A good time for a pantomime
- by Laura Williamson :
- Nov 29,2018
It’s the start of December, which means Christmas is imminent. With it will come midnight shopping, overeating, and, for some of us, the desire to dig a deep hole under the broom that is hijacking the garden and climb in until the whole thing is over - except for this: it’s pantomime time!
The Wanaka Pantomimers kicked off this Christmas tradition in our region last year with the inaugural Wanaka panto, Cindy and the Villanelles - a hilarious, and un-heteronormative, take on the story of Cinderella.
The Southern Lakes is a multinational kind of place, and not everyone here will be familiar with panto. I wasn’t. I grew up in Canada, where we still have the Queen on our money, but have given away other colonial traditions like tea, polo, the class system and, it turns out, pantomime.
Pantomime is a British institution that dates back to Elizabethan times. Literally translating to “all kinds of mime”, it is a form of theatre that mixes fairy tale narratives with slapstick, cross-dressing, double-entendres, and a lot of audience participation involving, singing, dancing and yelling “oh yes he/she/it is!” repeatedly at the actors. Also, the baddies come in from one side and the goodies from the other (like in Shakespeare) and there is always a magical animal, such as a horse – or more specifically, a horse suit worn by two actors, one playing the head, one the rear.
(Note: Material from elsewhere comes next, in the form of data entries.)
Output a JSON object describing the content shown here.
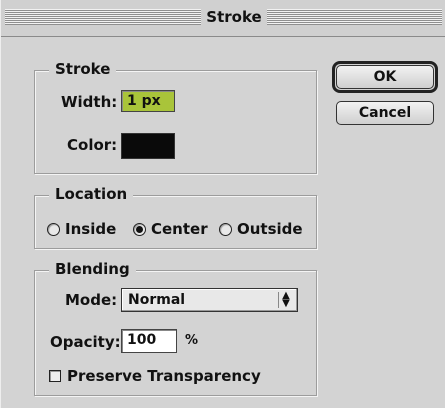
{
  "dialog": {
    "title": "Stroke"
  },
  "stroke_group": {
    "label": "Stroke",
    "width_label": "Width:",
    "width_value": "1 px",
    "color_label": "Color:",
    "color_value": "#0a0a0a"
  },
  "location_group": {
    "label": "Location",
    "options": [
      {
        "label": "Inside",
        "selected": false
      },
      {
        "label": "Center",
        "selected": true
      },
      {
        "label": "Outside",
        "selected": false
      }
    ]
  },
  "blending_group": {
    "label": "Blending",
    "mode_label": "Mode:",
    "mode_value": "Normal",
    "opacity_label": "Opacity:",
    "opacity_value": "100",
    "opacity_unit": "%",
    "preserve_label": "Preserve Transparency",
    "preserve_checked": false
  },
  "buttons": {
    "ok": "OK",
    "cancel": "Cancel"
  }
}
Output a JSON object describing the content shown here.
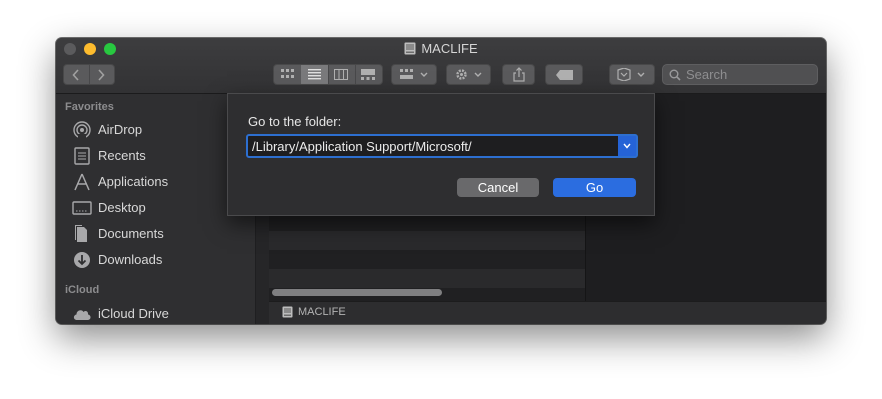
{
  "window": {
    "title": "MACLIFE",
    "traffic_lights": [
      "close",
      "minimize",
      "zoom"
    ]
  },
  "toolbar": {
    "nav": [
      "back-icon",
      "forward-icon"
    ],
    "view_modes": [
      "icon-view-icon",
      "list-view-icon",
      "column-view-icon",
      "gallery-view-icon"
    ],
    "active_view": "list",
    "search_placeholder": "Search"
  },
  "sidebar": {
    "sections": [
      {
        "heading": "Favorites",
        "items": [
          {
            "label": "AirDrop",
            "icon": "airdrop-icon"
          },
          {
            "label": "Recents",
            "icon": "recents-icon"
          },
          {
            "label": "Applications",
            "icon": "applications-icon"
          },
          {
            "label": "Desktop",
            "icon": "desktop-icon"
          },
          {
            "label": "Documents",
            "icon": "documents-icon"
          },
          {
            "label": "Downloads",
            "icon": "downloads-icon"
          }
        ]
      },
      {
        "heading": "iCloud",
        "items": [
          {
            "label": "iCloud Drive",
            "icon": "cloud-icon"
          }
        ]
      }
    ]
  },
  "pathbar": {
    "label": "MACLIFE"
  },
  "dialog": {
    "prompt": "Go to the folder:",
    "field_value": "/Library/Application Support/Microsoft/",
    "cancel_label": "Cancel",
    "go_label": "Go"
  },
  "colors": {
    "accent": "#2b6de0",
    "window_bg": "#2a2a2c"
  }
}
It’s also a type of community art – which, according to The Irish Times, can be defined as everything from “a challenge to dominant artistic hegemonies by rejecting the autonomy of the institution of art in favour of a revitalisation of the avant-garde attempt to integrate art and everyday life” (Rhona Henderson) to the more straightforward "art happening in a community context" (Peter Sheridan).
Both tie into the concept of “cultural democracy”, the idea of making art available to as broad a section of society as possible, to value low art as much as high art, and to use art as an agent of change from the street up. Empowering communities through the creative fields really started to grow in the post-war era, and took off in the sixties when theatre, visual arts and music all became instruments of the social upheavals of the time.
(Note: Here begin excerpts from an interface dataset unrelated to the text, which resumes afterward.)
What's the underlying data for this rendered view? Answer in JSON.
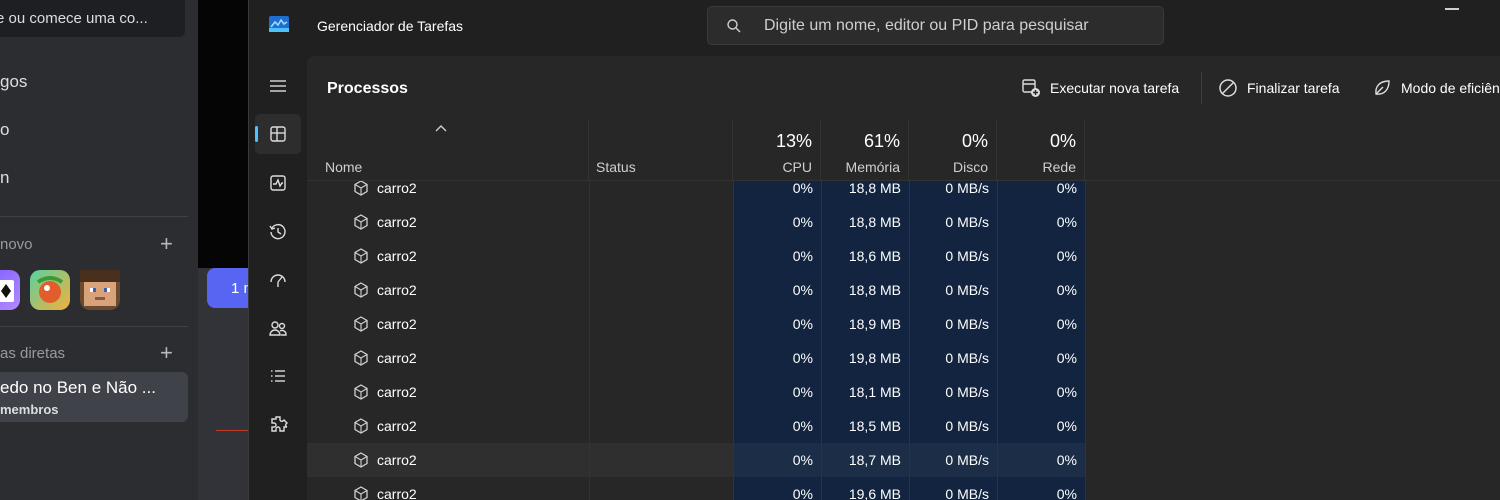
{
  "discord": {
    "search_text": "e ou comece uma co...",
    "nav": [
      "gos",
      "o",
      "n"
    ],
    "section_new": "novo",
    "section_dm": "as diretas",
    "dm_name": "edo no Ben e Não ...",
    "dm_sub": "membros",
    "pill_text": "1 n"
  },
  "taskmanager": {
    "title": "Gerenciador de Tarefas",
    "search_placeholder": "Digite um nome, editor ou PID para pesquisar",
    "page_title": "Processos",
    "toolbar": {
      "run_new_task": "Executar nova tarefa",
      "end_task": "Finalizar tarefa",
      "efficiency_mode": "Modo de eficiên"
    },
    "columns": {
      "name": "Nome",
      "status": "Status",
      "cpu": {
        "label": "CPU",
        "percent": "13%"
      },
      "memory": {
        "label": "Memória",
        "percent": "61%"
      },
      "disk": {
        "label": "Disco",
        "percent": "0%"
      },
      "network": {
        "label": "Rede",
        "percent": "0%"
      }
    },
    "rows": [
      {
        "name": "carro2",
        "cpu": "0%",
        "memory": "18,8 MB",
        "disk": "0 MB/s",
        "network": "0%"
      },
      {
        "name": "carro2",
        "cpu": "0%",
        "memory": "18,8 MB",
        "disk": "0 MB/s",
        "network": "0%"
      },
      {
        "name": "carro2",
        "cpu": "0%",
        "memory": "18,6 MB",
        "disk": "0 MB/s",
        "network": "0%"
      },
      {
        "name": "carro2",
        "cpu": "0%",
        "memory": "18,8 MB",
        "disk": "0 MB/s",
        "network": "0%"
      },
      {
        "name": "carro2",
        "cpu": "0%",
        "memory": "18,9 MB",
        "disk": "0 MB/s",
        "network": "0%"
      },
      {
        "name": "carro2",
        "cpu": "0%",
        "memory": "19,8 MB",
        "disk": "0 MB/s",
        "network": "0%"
      },
      {
        "name": "carro2",
        "cpu": "0%",
        "memory": "18,1 MB",
        "disk": "0 MB/s",
        "network": "0%"
      },
      {
        "name": "carro2",
        "cpu": "0%",
        "memory": "18,5 MB",
        "disk": "0 MB/s",
        "network": "0%"
      },
      {
        "name": "carro2",
        "cpu": "0%",
        "memory": "18,7 MB",
        "disk": "0 MB/s",
        "network": "0%"
      },
      {
        "name": "carro2",
        "cpu": "0%",
        "memory": "19,6 MB",
        "disk": "0 MB/s",
        "network": "0%"
      }
    ],
    "icons": {
      "nav": [
        "hamburger-icon",
        "processes-icon",
        "performance-icon",
        "app-history-icon",
        "startup-apps-icon",
        "users-icon",
        "details-icon",
        "services-icon"
      ]
    },
    "colors": {
      "accent": "#4cc2ff",
      "heat_cell": "#12243f"
    }
  }
}
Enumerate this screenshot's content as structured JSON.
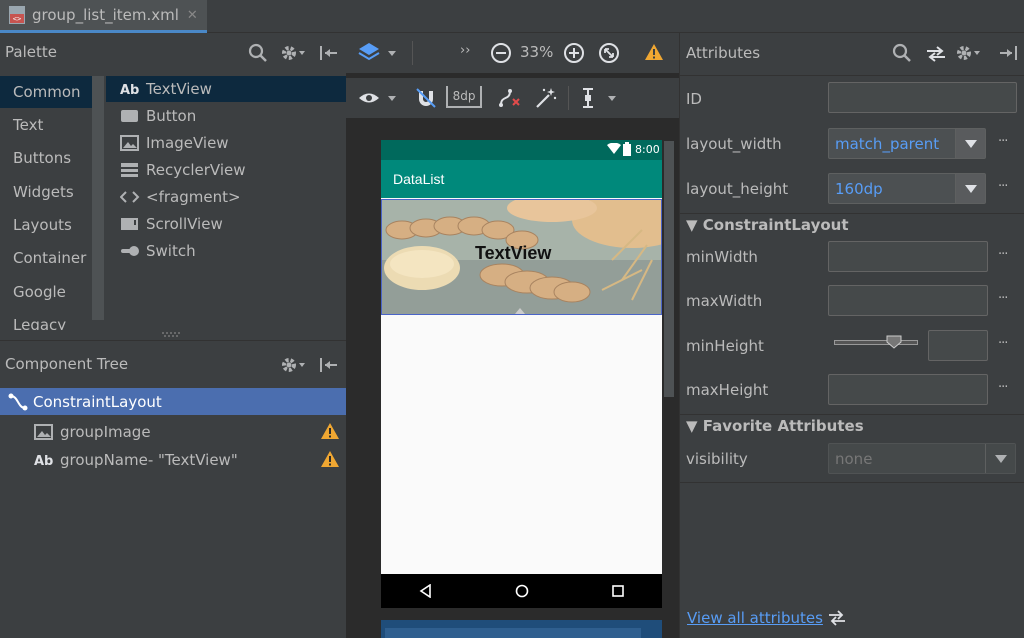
{
  "tab": {
    "filename": "group_list_item.xml"
  },
  "palette": {
    "title": "Palette",
    "categories": [
      "Common",
      "Text",
      "Buttons",
      "Widgets",
      "Layouts",
      "Container",
      "Google",
      "Legacy"
    ],
    "items": [
      {
        "label": "TextView",
        "icon": "textview-icon"
      },
      {
        "label": "Button",
        "icon": "button-icon"
      },
      {
        "label": "ImageView",
        "icon": "imageview-icon"
      },
      {
        "label": "RecyclerView",
        "icon": "recyclerview-icon"
      },
      {
        "label": "<fragment>",
        "icon": "fragment-icon"
      },
      {
        "label": "ScrollView",
        "icon": "scrollview-icon"
      },
      {
        "label": "Switch",
        "icon": "switch-icon"
      }
    ]
  },
  "tree": {
    "title": "Component Tree",
    "rows": [
      {
        "label": "ConstraintLayout"
      },
      {
        "label": "groupImage"
      },
      {
        "label": "groupName- \"TextView\""
      }
    ]
  },
  "design": {
    "zoom": "33%",
    "margin": "8dp",
    "phone": {
      "time": "8:00",
      "app_title": "DataList",
      "text_view": "TextView"
    }
  },
  "attributes": {
    "title": "Attributes",
    "id_label": "ID",
    "layout_width_label": "layout_width",
    "layout_width_value": "match_parent",
    "layout_height_label": "layout_height",
    "layout_height_value": "160dp",
    "section_constraint": "ConstraintLayout",
    "min_width": "minWidth",
    "max_width": "maxWidth",
    "min_height": "minHeight",
    "max_height": "maxHeight",
    "section_favorite": "Favorite Attributes",
    "visibility_label": "visibility",
    "visibility_value": "none",
    "view_all": "View all attributes",
    "dots": "···"
  },
  "colors": {
    "accent": "#4a88c7",
    "selection": "#4b6eaf",
    "palette_selection": "#0d293e",
    "app_bar": "#00897b",
    "status_bar": "#00695c",
    "link": "#589df6",
    "warning": "#f0a732"
  }
}
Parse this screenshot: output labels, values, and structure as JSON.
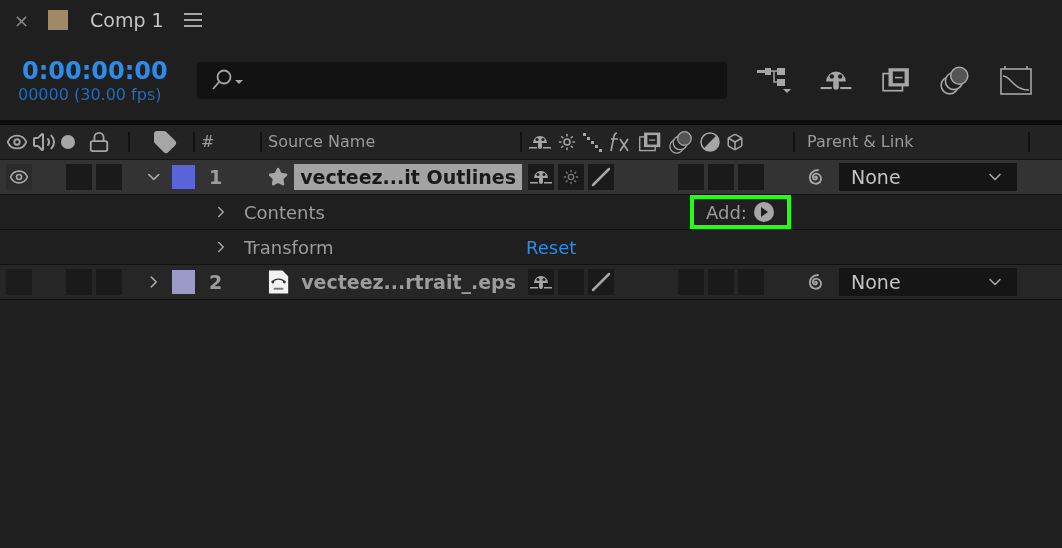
{
  "panel_tab": {
    "close": "×",
    "title": "Comp 1"
  },
  "time": {
    "timecode": "0:00:00:00",
    "frames": "00000 (30.00 fps)"
  },
  "columns": {
    "number": "#",
    "source_name": "Source Name",
    "parent": "Parent & Link"
  },
  "layers": [
    {
      "number": "1",
      "name": "vecteez...it Outlines",
      "kind": "shape",
      "color": "#5a64d8",
      "visible": true,
      "expanded": true,
      "selected": true,
      "shy": true,
      "collapse": true,
      "quality": true,
      "effects": false,
      "motion_blur": false,
      "adjustment": false,
      "parent": "None",
      "properties": [
        {
          "label": "Contents",
          "kind": "add",
          "action": "Add:",
          "highlighted": true
        },
        {
          "label": "Transform",
          "kind": "reset",
          "action": "Reset",
          "highlighted": false
        }
      ]
    },
    {
      "number": "2",
      "name": "vecteez...rtrait_.eps",
      "kind": "eps",
      "color": "#9c9ac8",
      "visible": false,
      "expanded": false,
      "selected": false,
      "shy": true,
      "collapse": false,
      "quality": true,
      "effects": false,
      "motion_blur": false,
      "adjustment": false,
      "parent": "None"
    }
  ]
}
However you define community art, there can be a wee bit of snobbery about it – a belief that local productions equal cheap sets and bad acting – but, as Cindy and her Villanelles proved, it’s snobbery that is misplaced.
What is brilliant about local theatre, from high school musicals to a pantomime starring half the town, is coming away delightfully surprised by how much talent lurks below the surface of the place you live in. The actors in Cindy, from school pupils to a youth worker to a (male) GP in balloon-stuffed undergarments, showed off perfect comedic timing, and the writing was tight, the in-jokes spot-on, and the pantomime horse just the right amount of tatty.
I’ve paid a lot of money to see professional music and theatre that wasn’t nearly as good as the Wanaka panto, and it was an example of how art can engender cohesion and pride in a community – the audience walks away entertained, but also with a collective sense of, “hey, look what our town, and our people, can do!” It was also an example of the way humour can cut through serious social issues - in this case growth, addressed through a paved-paradise, put-up-a-parking-lot storyline that acknowledged real fears residents here are dealing with.
Christmas may be coming, the parking lots may be multiplying, but let’s take comfort in the universal truth that there is little funnier than an adult dressed up as the back end of a pony. Oh no there isn’t.
This year’s Wanaka pantomime, ‘Jac (who is resilient) and the Beansprouts’, runs from December 19 to 22 at the Lake Wanaka Centre.